Also open Sundays 17th April, 24th April (Easter) and 1st May, plus Bank Holiday Mondays and Good Friday. Bath Pond House interior can only be seen by written application to the Property Manager, on days house is open. Last admission 30mins before closing
29th Mar - 26th May; Tues - Thur; 1pm - 5pm
28th May - 30th Oct; Sat - Thurs; Sun - Tues; 1pm - 5pm
At peak times, timed tickets for entry to the house will be in operation. Last admission 30 minutes before closing.
Standard Admission House and garden: adult £7.90, child £5, family £20.80, family (1 adult) £12.90.
Garden only: adult £4, child £2. Joint garden only: adult £8.

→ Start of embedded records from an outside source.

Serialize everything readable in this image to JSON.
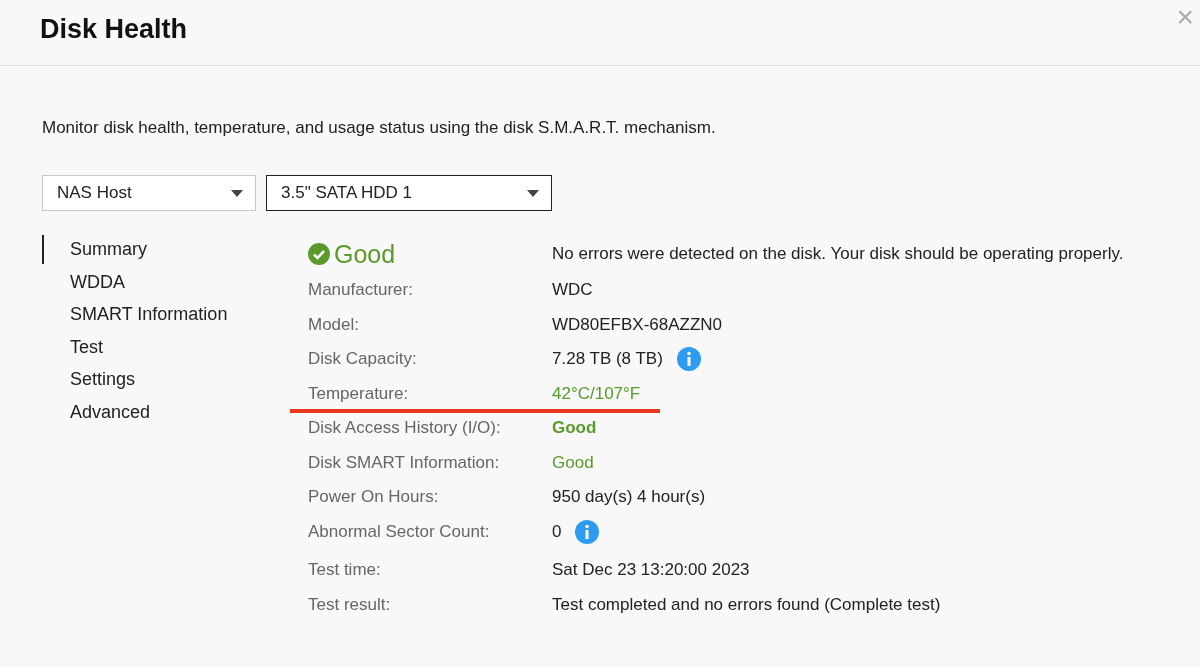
{
  "window": {
    "title": "Disk Health",
    "close": "×"
  },
  "description": "Monitor disk health, temperature, and usage status using the disk S.M.A.R.T. mechanism.",
  "dropdowns": [
    {
      "value": "NAS Host",
      "focused": false
    },
    {
      "value": "3.5\" SATA HDD 1",
      "focused": true
    }
  ],
  "sidebar": {
    "items": [
      {
        "label": "Summary",
        "selected": true
      },
      {
        "label": "WDDA",
        "selected": false
      },
      {
        "label": "SMART Information",
        "selected": false
      },
      {
        "label": "Test",
        "selected": false
      },
      {
        "label": "Settings",
        "selected": false
      },
      {
        "label": "Advanced",
        "selected": false
      }
    ]
  },
  "summary": {
    "status": "Good",
    "message": "No errors were detected on the disk. Your disk should be operating properly."
  },
  "details": [
    {
      "label": "Manufacturer:",
      "value": "WDC",
      "good": false,
      "bold": false,
      "info": false,
      "underlined": false
    },
    {
      "label": "Model:",
      "value": "WD80EFBX-68AZZN0",
      "good": false,
      "bold": false,
      "info": false,
      "underlined": false
    },
    {
      "label": "Disk Capacity:",
      "value": "7.28 TB (8 TB)",
      "good": false,
      "bold": false,
      "info": true,
      "underlined": false
    },
    {
      "label": "Temperature:",
      "value": "42°C/107°F",
      "good": true,
      "bold": false,
      "info": false,
      "underlined": true
    },
    {
      "label": "Disk Access History (I/O):",
      "value": "Good",
      "good": true,
      "bold": true,
      "info": false,
      "underlined": false
    },
    {
      "label": "Disk SMART Information:",
      "value": "Good",
      "good": true,
      "bold": false,
      "info": false,
      "underlined": false
    },
    {
      "label": "Power On Hours:",
      "value": "950 day(s) 4 hour(s)",
      "good": false,
      "bold": false,
      "info": false,
      "underlined": false
    },
    {
      "label": "Abnormal Sector Count:",
      "value": "0",
      "good": false,
      "bold": false,
      "info": true,
      "underlined": false
    },
    {
      "label": "Test time:",
      "value": "Sat Dec 23 13:20:00 2023",
      "good": false,
      "bold": false,
      "info": false,
      "underlined": false
    },
    {
      "label": "Test result:",
      "value": "Test completed and no errors found (Complete test)",
      "good": false,
      "bold": false,
      "info": false,
      "underlined": false
    }
  ]
}
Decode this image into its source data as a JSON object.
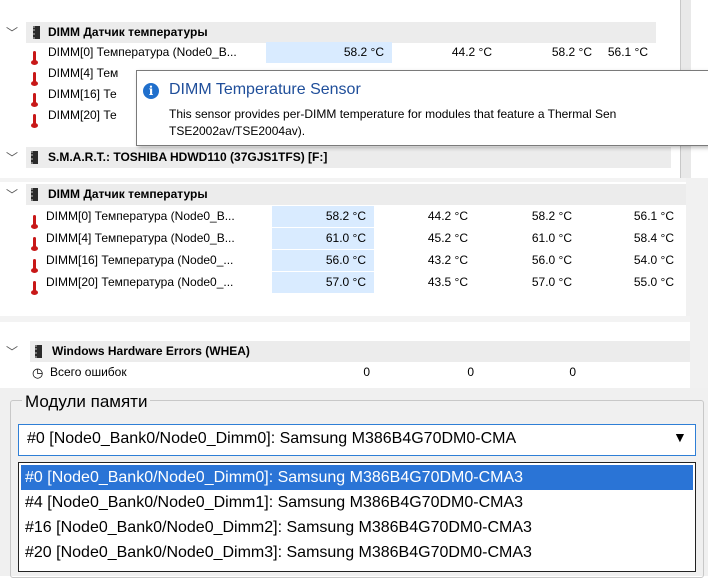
{
  "group1": {
    "title": "DIMM Датчик температуры",
    "rows": [
      {
        "name": "DIMM[0] Температура (Node0_B...",
        "cur": "58.2 °C",
        "min": "44.2 °C",
        "max": "58.2 °C",
        "avg": "56.1 °C"
      },
      {
        "name": "DIMM[4] Тем"
      },
      {
        "name": "DIMM[16] Те"
      },
      {
        "name": "DIMM[20] Те"
      }
    ]
  },
  "tooltip": {
    "title": "DIMM Temperature Sensor",
    "line1": "This sensor provides per-DIMM temperature for modules that feature a Thermal Sen",
    "line2": "TSE2002av/TSE2004av)."
  },
  "smart": {
    "title": "S.M.A.R.T.: TOSHIBA HDWD110 (37GJS1TFS) [F:]"
  },
  "group2": {
    "title": "DIMM Датчик температуры",
    "rows": [
      {
        "name": "DIMM[0] Температура (Node0_B...",
        "cur": "58.2 °C",
        "min": "44.2 °C",
        "max": "58.2 °C",
        "avg": "56.1 °C"
      },
      {
        "name": "DIMM[4] Температура (Node0_B...",
        "cur": "61.0 °C",
        "min": "45.2 °C",
        "max": "61.0 °C",
        "avg": "58.4 °C"
      },
      {
        "name": "DIMM[16] Температура (Node0_...",
        "cur": "56.0 °C",
        "min": "43.2 °C",
        "max": "56.0 °C",
        "avg": "54.0 °C"
      },
      {
        "name": "DIMM[20] Температура (Node0_...",
        "cur": "57.0 °C",
        "min": "43.5 °C",
        "max": "57.0 °C",
        "avg": "55.0 °C"
      }
    ]
  },
  "whea": {
    "title": "Windows Hardware Errors (WHEA)",
    "row": {
      "name": "Всего ошибок",
      "v1": "0",
      "v2": "0",
      "v3": "0"
    }
  },
  "memory": {
    "legend": "Модули памяти",
    "selected": "#0 [Node0_Bank0/Node0_Dimm0]: Samsung M386B4G70DM0-CMA",
    "options": [
      "#0 [Node0_Bank0/Node0_Dimm0]: Samsung M386B4G70DM0-CMA3",
      "#4 [Node0_Bank0/Node0_Dimm1]: Samsung M386B4G70DM0-CMA3",
      "#16 [Node0_Bank0/Node0_Dimm2]: Samsung M386B4G70DM0-CMA3",
      "#20 [Node0_Bank0/Node0_Dimm3]: Samsung M386B4G70DM0-CMA3"
    ]
  },
  "colors": {
    "selection": "#2a74d6",
    "accent": "#1f6fcc",
    "thermometer": "#c81818",
    "current_bg": "#d9ebff"
  }
}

Woodland Garden, not National Trust (Standard Admission)*: £5, child free. Woodland Garden season ticket: £25. *Members free only on days when house is open
Superb early 18th-century mansion set in parkland and fine gardens; Home of the Carew Pole family for 600 years; Landscaped by renowned Georgian garden designer, Humphrey Repton; Lots of walks in the surrounding woods; Visit the National Collection of day lilies
Hemerocallis and Camellia Japonica
Tregondale Farm, Menheniot, Liskeard
Chez Nous, Plymouth Tanners, Plymouth
Ye Olde Plough House Inn, Duloe, (S. of Liskeard)
Twenty-eight acres of gardens in a beautiful natural setting surround one of the finest 18th century houses in Britain. Both garden and house being now owned by the National Trust, although the adjacent woodland gardens of around another 60 acres belong to the family trust, and are also open to the public. In this landscape we have the contrast between the relatively formal sweeping lawns, mature trees, avenues of beautiful magnolias and high yew hedges spreading out from the house and the romantic idyll of the extensive woodlands full of wildflowers and studded with rhododendrons, Asiatic magnolias and a spectacular bank of pink, red and white camellias. Near the house are found tender climbing plants, assorted peaches and a collection of daylilies assembled by Lady Cynthia Carew-Pole in the 1970s.
The estate has been the home since the fifteenth century of the Carew family, the house being originally built in 1724 for Sir William Carew. The garden, and particularly its landscaping, was greatly influenced by Humphry Repton, who was consulted by Reginald Pole-Carew in 1792, though Reginald had begun the extensive planting of ornamental trees several years before. The terrace, Holm Oaks and circular dovecote though date from some 30 years earlier. Generations of the family extended the garden in the Victorian and Edwardian eras by creating formal walks, terraces and gardens. General Sir Reginald Pole-Carew contributed the magnificent Mandalay Bell which he brought back as booty from the Second Burmese War in 1886. This tradition of enhancing the garden was continued by the late Sir John Carew-Pole, who planted the Japanese garden and woodlands, and by Mrs. Richard Carew-Pole, the wife of the present head of the family, who began the enclosed knot summer garden in 1983. Sir Richard, who is now the President of the Royal Horticultural Society, recently erected a standing stone of Cornish granite on top of Jupiter Hill in memory of his parents.